%%
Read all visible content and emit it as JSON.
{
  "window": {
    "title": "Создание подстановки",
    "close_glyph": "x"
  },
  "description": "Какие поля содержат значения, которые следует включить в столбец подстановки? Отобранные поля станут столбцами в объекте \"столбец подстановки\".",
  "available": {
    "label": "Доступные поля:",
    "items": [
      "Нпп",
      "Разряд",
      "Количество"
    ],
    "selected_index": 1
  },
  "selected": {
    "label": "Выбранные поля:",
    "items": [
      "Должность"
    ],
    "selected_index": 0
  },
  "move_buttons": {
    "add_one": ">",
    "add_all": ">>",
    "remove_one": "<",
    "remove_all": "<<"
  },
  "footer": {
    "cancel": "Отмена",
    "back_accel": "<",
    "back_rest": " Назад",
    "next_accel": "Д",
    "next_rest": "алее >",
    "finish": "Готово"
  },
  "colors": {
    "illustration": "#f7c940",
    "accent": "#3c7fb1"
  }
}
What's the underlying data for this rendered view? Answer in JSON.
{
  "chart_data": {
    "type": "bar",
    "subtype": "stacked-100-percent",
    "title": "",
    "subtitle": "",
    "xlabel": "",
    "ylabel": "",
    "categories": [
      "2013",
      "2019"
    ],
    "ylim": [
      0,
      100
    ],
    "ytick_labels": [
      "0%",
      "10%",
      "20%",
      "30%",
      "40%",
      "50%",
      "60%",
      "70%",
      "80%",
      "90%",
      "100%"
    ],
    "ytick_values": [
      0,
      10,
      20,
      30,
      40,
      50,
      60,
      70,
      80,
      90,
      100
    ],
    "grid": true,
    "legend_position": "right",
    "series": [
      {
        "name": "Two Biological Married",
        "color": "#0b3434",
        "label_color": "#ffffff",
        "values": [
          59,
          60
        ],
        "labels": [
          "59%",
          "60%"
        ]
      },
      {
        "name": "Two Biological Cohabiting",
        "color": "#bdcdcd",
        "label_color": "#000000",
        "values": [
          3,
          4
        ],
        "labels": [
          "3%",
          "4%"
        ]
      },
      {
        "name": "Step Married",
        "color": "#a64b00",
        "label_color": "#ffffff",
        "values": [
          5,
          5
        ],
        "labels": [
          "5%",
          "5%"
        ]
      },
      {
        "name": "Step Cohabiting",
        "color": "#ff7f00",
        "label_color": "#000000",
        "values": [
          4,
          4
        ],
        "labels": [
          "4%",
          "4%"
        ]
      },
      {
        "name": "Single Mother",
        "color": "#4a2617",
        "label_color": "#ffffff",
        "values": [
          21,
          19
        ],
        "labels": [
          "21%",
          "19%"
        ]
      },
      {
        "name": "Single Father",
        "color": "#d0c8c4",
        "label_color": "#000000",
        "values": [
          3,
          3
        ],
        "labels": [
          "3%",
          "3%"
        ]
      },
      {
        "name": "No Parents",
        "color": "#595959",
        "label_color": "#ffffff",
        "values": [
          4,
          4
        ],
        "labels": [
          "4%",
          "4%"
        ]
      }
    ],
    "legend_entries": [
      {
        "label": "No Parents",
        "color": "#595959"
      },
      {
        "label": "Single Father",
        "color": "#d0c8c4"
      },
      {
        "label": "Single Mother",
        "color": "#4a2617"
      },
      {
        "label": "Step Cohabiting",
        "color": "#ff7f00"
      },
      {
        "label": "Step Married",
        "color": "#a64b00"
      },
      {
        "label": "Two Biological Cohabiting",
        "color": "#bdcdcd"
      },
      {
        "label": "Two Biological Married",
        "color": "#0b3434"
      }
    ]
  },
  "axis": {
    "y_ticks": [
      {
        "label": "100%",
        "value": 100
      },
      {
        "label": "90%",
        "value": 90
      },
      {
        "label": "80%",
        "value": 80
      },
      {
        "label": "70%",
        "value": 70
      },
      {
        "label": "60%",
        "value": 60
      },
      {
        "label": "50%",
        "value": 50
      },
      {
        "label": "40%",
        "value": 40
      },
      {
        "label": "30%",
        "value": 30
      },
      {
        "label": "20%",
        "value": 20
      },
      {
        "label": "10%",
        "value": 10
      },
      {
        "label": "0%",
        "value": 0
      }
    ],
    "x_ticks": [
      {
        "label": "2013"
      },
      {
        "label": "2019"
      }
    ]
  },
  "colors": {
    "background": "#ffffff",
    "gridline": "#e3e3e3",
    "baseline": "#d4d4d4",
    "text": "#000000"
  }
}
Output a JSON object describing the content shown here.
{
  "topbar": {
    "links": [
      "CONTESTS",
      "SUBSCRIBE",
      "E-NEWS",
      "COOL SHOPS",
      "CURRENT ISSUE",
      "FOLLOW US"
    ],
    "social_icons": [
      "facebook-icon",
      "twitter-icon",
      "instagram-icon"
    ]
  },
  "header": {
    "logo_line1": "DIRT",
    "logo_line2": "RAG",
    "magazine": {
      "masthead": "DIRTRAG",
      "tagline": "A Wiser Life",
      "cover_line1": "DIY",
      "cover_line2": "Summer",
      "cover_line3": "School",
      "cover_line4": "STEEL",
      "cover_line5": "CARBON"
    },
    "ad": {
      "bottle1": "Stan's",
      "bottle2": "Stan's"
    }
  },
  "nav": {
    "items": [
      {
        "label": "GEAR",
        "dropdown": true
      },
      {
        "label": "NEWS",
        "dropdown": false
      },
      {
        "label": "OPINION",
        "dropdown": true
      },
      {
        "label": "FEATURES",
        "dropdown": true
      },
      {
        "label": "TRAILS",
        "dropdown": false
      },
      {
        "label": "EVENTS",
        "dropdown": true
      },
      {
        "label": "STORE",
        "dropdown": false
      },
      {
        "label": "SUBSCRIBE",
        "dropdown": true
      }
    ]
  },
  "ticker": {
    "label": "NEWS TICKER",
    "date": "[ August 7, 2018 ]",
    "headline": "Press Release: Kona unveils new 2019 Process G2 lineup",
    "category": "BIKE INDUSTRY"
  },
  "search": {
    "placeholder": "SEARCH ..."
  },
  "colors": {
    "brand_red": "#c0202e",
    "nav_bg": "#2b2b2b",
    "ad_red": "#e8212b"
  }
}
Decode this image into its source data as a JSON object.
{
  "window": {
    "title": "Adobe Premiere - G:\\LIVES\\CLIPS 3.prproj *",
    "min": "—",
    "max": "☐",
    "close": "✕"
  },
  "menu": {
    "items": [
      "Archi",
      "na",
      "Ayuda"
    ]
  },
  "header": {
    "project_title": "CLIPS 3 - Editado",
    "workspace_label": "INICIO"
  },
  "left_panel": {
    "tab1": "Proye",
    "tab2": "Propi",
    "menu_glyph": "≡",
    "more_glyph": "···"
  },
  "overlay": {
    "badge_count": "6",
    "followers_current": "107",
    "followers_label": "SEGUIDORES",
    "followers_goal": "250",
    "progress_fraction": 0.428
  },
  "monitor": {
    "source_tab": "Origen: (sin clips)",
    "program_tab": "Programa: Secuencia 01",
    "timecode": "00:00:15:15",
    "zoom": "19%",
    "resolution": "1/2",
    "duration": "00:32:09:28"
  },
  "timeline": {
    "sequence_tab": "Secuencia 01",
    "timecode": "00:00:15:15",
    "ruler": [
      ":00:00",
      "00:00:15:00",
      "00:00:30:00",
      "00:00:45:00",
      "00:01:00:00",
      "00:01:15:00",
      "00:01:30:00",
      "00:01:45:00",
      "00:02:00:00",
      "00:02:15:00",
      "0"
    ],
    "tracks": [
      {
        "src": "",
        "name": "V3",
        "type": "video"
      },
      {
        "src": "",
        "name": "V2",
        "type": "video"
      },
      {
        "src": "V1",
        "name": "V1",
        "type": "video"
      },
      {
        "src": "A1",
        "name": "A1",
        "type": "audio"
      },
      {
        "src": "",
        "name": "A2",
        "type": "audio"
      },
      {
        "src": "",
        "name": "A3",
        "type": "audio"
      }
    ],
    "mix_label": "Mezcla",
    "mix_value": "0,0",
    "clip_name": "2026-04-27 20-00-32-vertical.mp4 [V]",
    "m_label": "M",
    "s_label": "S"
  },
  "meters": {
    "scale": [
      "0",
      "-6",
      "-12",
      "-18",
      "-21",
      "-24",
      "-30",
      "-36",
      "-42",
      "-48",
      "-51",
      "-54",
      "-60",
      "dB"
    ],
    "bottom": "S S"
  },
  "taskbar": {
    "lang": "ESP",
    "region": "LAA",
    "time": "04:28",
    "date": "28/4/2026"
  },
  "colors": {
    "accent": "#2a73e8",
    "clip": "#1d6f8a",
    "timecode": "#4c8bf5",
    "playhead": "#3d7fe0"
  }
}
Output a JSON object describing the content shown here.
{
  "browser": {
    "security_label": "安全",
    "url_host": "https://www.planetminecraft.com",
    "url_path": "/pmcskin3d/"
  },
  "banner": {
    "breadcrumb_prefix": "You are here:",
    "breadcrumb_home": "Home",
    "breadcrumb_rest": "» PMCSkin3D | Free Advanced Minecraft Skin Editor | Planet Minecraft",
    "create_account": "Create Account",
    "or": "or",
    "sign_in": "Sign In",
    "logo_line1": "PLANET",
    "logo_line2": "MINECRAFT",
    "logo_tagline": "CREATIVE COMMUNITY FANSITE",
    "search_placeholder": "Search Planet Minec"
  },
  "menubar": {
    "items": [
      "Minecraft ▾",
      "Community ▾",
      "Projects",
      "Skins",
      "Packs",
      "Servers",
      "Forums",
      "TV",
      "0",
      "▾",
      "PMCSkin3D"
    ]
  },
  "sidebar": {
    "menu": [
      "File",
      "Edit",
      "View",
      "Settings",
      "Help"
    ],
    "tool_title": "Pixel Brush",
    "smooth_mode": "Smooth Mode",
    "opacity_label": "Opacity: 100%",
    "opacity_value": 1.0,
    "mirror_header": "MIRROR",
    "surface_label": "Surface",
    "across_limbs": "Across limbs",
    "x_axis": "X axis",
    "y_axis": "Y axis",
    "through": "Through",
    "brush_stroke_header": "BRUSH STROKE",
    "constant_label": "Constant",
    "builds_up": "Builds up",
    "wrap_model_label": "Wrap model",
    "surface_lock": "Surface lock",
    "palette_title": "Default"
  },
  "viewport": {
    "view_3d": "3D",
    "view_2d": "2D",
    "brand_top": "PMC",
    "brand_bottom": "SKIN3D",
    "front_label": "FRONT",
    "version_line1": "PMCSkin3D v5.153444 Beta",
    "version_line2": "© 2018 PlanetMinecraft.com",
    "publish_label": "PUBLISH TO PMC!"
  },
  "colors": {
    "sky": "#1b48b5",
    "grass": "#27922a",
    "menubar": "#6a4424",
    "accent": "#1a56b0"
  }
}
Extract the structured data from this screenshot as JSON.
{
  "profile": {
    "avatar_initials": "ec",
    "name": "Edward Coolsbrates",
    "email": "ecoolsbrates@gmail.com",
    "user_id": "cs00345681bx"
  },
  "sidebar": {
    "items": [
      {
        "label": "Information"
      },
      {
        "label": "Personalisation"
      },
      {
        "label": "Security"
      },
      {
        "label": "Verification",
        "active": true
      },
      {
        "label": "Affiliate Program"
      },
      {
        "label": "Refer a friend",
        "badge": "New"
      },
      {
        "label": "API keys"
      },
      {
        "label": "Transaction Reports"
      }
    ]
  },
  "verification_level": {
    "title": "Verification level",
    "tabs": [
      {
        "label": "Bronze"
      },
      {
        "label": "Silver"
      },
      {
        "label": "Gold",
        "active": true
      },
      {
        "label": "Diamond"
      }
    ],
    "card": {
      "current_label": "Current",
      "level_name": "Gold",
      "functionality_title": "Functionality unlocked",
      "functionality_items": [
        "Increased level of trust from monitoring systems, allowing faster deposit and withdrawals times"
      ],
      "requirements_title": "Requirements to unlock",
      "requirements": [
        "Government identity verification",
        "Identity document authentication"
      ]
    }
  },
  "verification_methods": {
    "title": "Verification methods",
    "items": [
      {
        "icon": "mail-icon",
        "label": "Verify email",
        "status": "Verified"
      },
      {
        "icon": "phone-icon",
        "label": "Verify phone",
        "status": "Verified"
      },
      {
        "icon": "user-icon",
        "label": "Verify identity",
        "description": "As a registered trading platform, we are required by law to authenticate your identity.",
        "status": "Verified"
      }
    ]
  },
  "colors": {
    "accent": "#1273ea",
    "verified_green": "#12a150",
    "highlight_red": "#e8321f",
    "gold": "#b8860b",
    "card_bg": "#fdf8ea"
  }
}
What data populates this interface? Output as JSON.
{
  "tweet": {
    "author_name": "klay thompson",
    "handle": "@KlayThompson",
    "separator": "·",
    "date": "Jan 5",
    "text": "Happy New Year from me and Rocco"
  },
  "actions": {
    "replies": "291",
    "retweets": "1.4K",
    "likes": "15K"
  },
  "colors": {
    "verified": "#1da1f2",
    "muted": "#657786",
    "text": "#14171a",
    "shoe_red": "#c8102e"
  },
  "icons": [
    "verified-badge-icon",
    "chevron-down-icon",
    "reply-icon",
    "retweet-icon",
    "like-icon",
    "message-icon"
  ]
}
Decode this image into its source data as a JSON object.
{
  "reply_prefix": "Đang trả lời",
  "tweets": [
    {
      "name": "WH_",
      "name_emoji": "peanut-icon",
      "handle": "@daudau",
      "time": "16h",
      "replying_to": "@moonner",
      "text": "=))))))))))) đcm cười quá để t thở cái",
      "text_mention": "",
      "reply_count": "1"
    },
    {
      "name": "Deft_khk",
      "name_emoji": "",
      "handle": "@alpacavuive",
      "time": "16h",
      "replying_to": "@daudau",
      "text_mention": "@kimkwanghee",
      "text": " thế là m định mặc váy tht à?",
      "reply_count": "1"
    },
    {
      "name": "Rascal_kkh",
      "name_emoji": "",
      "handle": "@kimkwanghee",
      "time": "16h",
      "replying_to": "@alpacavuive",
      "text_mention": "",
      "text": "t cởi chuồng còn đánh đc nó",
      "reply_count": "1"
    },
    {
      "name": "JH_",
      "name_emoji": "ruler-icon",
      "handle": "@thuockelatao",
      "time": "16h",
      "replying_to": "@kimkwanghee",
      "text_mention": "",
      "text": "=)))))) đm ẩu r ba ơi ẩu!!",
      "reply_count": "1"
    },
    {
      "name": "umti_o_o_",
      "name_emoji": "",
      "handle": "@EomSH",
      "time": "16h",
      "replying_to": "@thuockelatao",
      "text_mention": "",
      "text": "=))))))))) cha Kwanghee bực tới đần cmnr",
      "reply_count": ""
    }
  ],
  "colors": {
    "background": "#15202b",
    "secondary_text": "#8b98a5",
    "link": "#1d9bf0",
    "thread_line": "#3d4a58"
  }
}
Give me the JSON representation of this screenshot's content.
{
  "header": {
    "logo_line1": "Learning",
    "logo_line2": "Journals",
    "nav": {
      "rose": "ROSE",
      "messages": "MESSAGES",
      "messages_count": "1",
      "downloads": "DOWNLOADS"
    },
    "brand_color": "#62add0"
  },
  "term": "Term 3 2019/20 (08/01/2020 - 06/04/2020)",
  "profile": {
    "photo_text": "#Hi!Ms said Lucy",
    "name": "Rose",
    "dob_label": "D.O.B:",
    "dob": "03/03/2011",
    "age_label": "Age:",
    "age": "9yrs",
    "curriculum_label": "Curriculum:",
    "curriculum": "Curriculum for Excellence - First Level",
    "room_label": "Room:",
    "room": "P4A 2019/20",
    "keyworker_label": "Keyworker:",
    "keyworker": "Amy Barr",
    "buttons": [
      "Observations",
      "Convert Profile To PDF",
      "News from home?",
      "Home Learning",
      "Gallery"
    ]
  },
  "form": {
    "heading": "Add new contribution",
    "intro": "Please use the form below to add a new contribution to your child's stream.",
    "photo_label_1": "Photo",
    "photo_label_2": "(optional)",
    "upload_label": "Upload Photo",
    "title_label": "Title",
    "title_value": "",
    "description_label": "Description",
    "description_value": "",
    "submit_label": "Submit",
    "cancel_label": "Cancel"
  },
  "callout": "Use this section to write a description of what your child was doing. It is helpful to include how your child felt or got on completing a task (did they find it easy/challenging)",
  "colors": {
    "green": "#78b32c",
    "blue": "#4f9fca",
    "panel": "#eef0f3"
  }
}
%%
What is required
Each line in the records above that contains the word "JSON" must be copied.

Answer to the problem
Read all visible content and emit it as JSON.
What's the underlying data for this rendered view? Answer in JSON.
Output a JSON object describing the content shown here.
Decode this image into its source data as a JSON object.
Output a JSON object describing the content shown here.
Extract the structured data from this screenshot as JSON.
What data populates this interface? Output as JSON.
Decode this image into its source data as a JSON object.
Give me the JSON representation of this screenshot's content.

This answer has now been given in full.